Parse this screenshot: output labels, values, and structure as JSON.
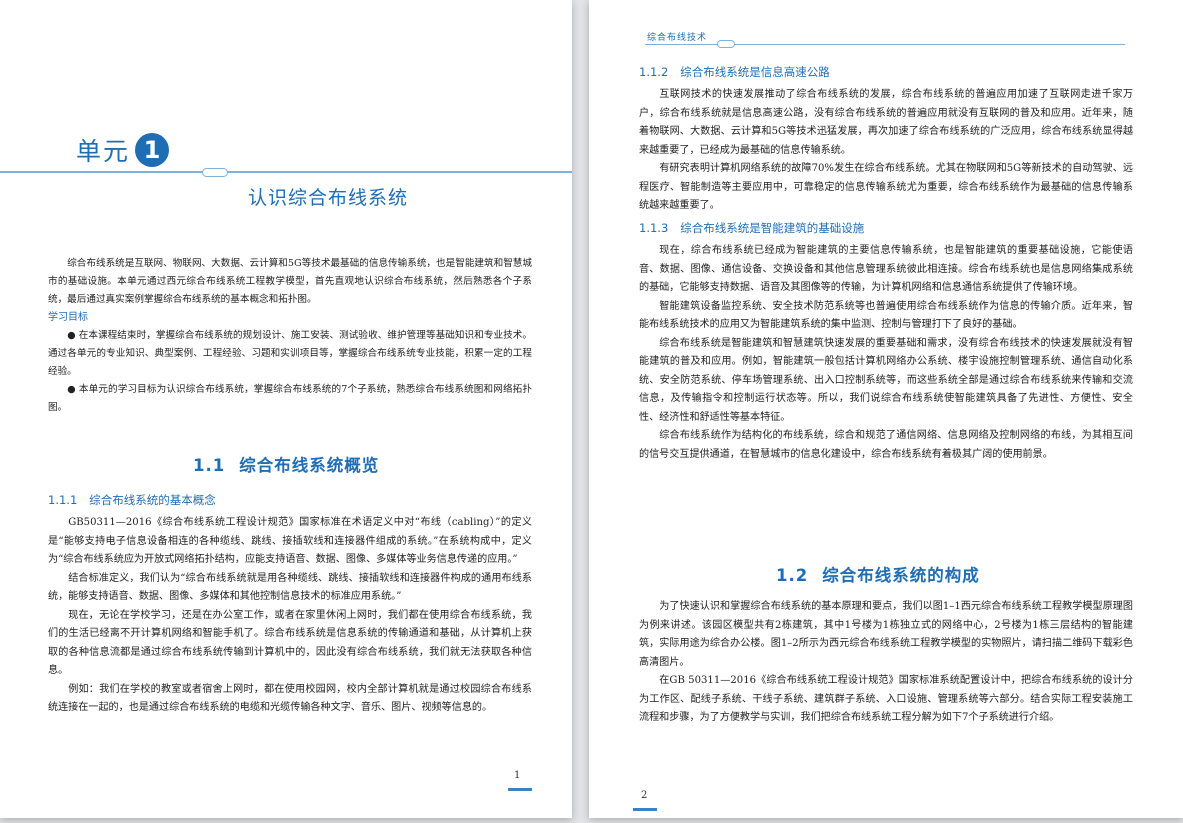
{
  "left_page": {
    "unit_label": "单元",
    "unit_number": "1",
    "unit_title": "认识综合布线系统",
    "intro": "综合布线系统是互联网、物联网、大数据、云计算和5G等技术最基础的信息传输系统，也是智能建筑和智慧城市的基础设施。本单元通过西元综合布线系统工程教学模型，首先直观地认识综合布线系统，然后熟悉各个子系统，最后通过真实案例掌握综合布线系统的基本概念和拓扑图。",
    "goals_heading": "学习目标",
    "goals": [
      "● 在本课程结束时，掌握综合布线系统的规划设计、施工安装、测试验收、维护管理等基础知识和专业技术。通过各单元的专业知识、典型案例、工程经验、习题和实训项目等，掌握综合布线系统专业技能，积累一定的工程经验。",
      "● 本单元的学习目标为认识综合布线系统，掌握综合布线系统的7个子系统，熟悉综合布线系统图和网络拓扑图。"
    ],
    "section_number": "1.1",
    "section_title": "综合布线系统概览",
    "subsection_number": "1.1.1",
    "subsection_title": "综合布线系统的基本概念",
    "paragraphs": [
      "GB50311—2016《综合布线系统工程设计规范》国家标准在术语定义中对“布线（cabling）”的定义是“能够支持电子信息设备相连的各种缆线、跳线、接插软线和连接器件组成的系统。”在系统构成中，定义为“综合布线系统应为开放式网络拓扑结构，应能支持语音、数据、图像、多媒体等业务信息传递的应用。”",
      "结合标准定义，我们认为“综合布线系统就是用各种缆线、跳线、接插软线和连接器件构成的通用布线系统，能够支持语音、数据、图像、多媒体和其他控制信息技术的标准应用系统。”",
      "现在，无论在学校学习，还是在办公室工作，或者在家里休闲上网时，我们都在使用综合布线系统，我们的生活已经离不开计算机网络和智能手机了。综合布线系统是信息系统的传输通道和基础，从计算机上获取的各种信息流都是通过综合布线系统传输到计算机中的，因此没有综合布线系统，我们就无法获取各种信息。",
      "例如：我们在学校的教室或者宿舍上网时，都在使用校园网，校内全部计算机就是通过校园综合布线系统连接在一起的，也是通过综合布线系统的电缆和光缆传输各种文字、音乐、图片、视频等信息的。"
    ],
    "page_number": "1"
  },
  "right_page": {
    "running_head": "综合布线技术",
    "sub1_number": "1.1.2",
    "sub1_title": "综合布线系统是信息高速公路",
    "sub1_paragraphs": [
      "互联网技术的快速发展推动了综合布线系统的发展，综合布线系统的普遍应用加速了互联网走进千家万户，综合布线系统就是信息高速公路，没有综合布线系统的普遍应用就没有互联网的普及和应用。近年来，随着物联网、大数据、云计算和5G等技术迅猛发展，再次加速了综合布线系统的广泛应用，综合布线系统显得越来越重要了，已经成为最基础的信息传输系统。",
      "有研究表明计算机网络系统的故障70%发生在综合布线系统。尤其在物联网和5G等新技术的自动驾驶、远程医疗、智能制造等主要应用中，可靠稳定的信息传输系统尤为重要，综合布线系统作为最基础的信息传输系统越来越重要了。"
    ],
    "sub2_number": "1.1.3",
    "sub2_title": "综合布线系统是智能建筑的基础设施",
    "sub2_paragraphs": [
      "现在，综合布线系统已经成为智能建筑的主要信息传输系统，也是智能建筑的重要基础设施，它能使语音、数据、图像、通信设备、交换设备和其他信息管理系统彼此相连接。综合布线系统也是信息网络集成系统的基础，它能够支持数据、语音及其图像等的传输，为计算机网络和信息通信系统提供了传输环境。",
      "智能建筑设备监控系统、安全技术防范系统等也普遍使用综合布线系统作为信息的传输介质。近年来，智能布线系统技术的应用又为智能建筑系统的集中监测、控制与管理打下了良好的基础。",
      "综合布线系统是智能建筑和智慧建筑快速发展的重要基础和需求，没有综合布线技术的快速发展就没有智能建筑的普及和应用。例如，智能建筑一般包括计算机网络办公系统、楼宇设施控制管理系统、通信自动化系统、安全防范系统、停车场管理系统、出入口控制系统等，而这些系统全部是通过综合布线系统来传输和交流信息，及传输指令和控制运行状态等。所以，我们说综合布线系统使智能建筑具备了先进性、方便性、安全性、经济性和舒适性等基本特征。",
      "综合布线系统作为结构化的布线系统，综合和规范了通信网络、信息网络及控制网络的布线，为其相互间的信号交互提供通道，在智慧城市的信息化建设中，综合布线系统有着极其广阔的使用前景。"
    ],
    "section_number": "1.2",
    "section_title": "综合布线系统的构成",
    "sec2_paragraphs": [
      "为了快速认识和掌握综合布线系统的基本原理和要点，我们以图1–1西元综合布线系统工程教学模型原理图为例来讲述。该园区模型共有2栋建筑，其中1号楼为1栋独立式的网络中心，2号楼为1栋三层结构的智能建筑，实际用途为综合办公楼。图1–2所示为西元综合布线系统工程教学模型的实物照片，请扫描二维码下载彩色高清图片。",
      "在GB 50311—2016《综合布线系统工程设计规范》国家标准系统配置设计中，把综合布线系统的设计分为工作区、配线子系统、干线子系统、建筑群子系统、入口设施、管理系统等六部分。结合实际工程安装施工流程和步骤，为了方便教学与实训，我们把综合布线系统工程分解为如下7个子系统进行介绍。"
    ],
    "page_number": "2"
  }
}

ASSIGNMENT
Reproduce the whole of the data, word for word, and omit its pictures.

THE COMPLETED TASK
Parse this screenshot: output labels, values, and structure as JSON.
{
  "left_page": {
    "unit_label": "单元",
    "unit_number": "1",
    "unit_title": "认识综合布线系统",
    "intro": "综合布线系统是互联网、物联网、大数据、云计算和5G等技术最基础的信息传输系统，也是智能建筑和智慧城市的基础设施。本单元通过西元综合布线系统工程教学模型，首先直观地认识综合布线系统，然后熟悉各个子系统，最后通过真实案例掌握综合布线系统的基本概念和拓扑图。",
    "goals_heading": "学习目标",
    "goals": [
      "● 在本课程结束时，掌握综合布线系统的规划设计、施工安装、测试验收、维护管理等基础知识和专业技术。通过各单元的专业知识、典型案例、工程经验、习题和实训项目等，掌握综合布线系统专业技能，积累一定的工程经验。",
      "● 本单元的学习目标为认识综合布线系统，掌握综合布线系统的7个子系统，熟悉综合布线系统图和网络拓扑图。"
    ],
    "section_number": "1.1",
    "section_title": "综合布线系统概览",
    "subsection_number": "1.1.1",
    "subsection_title": "综合布线系统的基本概念",
    "paragraphs": [
      "GB50311—2016《综合布线系统工程设计规范》国家标准在术语定义中对“布线（cabling）”的定义是“能够支持电子信息设备相连的各种缆线、跳线、接插软线和连接器件组成的系统。”在系统构成中，定义为“综合布线系统应为开放式网络拓扑结构，应能支持语音、数据、图像、多媒体等业务信息传递的应用。”",
      "结合标准定义，我们认为“综合布线系统就是用各种缆线、跳线、接插软线和连接器件构成的通用布线系统，能够支持语音、数据、图像、多媒体和其他控制信息技术的标准应用系统。”",
      "现在，无论在学校学习，还是在办公室工作，或者在家里休闲上网时，我们都在使用综合布线系统，我们的生活已经离不开计算机网络和智能手机了。综合布线系统是信息系统的传输通道和基础，从计算机上获取的各种信息流都是通过综合布线系统传输到计算机中的，因此没有综合布线系统，我们就无法获取各种信息。",
      "例如：我们在学校的教室或者宿舍上网时，都在使用校园网，校内全部计算机就是通过校园综合布线系统连接在一起的，也是通过综合布线系统的电缆和光缆传输各种文字、音乐、图片、视频等信息的。"
    ],
    "page_number": "1"
  },
  "right_page": {
    "running_head": "综合布线技术",
    "sub1_number": "1.1.2",
    "sub1_title": "综合布线系统是信息高速公路",
    "sub1_paragraphs": [
      "互联网技术的快速发展推动了综合布线系统的发展，综合布线系统的普遍应用加速了互联网走进千家万户，综合布线系统就是信息高速公路，没有综合布线系统的普遍应用就没有互联网的普及和应用。近年来，随着物联网、大数据、云计算和5G等技术迅猛发展，再次加速了综合布线系统的广泛应用，综合布线系统显得越来越重要了，已经成为最基础的信息传输系统。",
      "有研究表明计算机网络系统的故障70%发生在综合布线系统。尤其在物联网和5G等新技术的自动驾驶、远程医疗、智能制造等主要应用中，可靠稳定的信息传输系统尤为重要，综合布线系统作为最基础的信息传输系统越来越重要了。"
    ],
    "sub2_number": "1.1.3",
    "sub2_title": "综合布线系统是智能建筑的基础设施",
    "sub2_paragraphs": [
      "现在，综合布线系统已经成为智能建筑的主要信息传输系统，也是智能建筑的重要基础设施，它能使语音、数据、图像、通信设备、交换设备和其他信息管理系统彼此相连接。综合布线系统也是信息网络集成系统的基础，它能够支持数据、语音及其图像等的传输，为计算机网络和信息通信系统提供了传输环境。",
      "智能建筑设备监控系统、安全技术防范系统等也普遍使用综合布线系统作为信息的传输介质。近年来，智能布线系统技术的应用又为智能建筑系统的集中监测、控制与管理打下了良好的基础。",
      "综合布线系统是智能建筑和智慧建筑快速发展的重要基础和需求，没有综合布线技术的快速发展就没有智能建筑的普及和应用。例如，智能建筑一般包括计算机网络办公系统、楼宇设施控制管理系统、通信自动化系统、安全防范系统、停车场管理系统、出入口控制系统等，而这些系统全部是通过综合布线系统来传输和交流信息，及传输指令和控制运行状态等。所以，我们说综合布线系统使智能建筑具备了先进性、方便性、安全性、经济性和舒适性等基本特征。",
      "综合布线系统作为结构化的布线系统，综合和规范了通信网络、信息网络及控制网络的布线，为其相互间的信号交互提供通道，在智慧城市的信息化建设中，综合布线系统有着极其广阔的使用前景。"
    ],
    "section_number": "1.2",
    "section_title": "综合布线系统的构成",
    "sec2_paragraphs": [
      "为了快速认识和掌握综合布线系统的基本原理和要点，我们以图1–1西元综合布线系统工程教学模型原理图为例来讲述。该园区模型共有2栋建筑，其中1号楼为1栋独立式的网络中心，2号楼为1栋三层结构的智能建筑，实际用途为综合办公楼。图1–2所示为西元综合布线系统工程教学模型的实物照片，请扫描二维码下载彩色高清图片。",
      "在GB 50311—2016《综合布线系统工程设计规范》国家标准系统配置设计中，把综合布线系统的设计分为工作区、配线子系统、干线子系统、建筑群子系统、入口设施、管理系统等六部分。结合实际工程安装施工流程和步骤，为了方便教学与实训，我们把综合布线系统工程分解为如下7个子系统进行介绍。"
    ],
    "page_number": "2"
  }
}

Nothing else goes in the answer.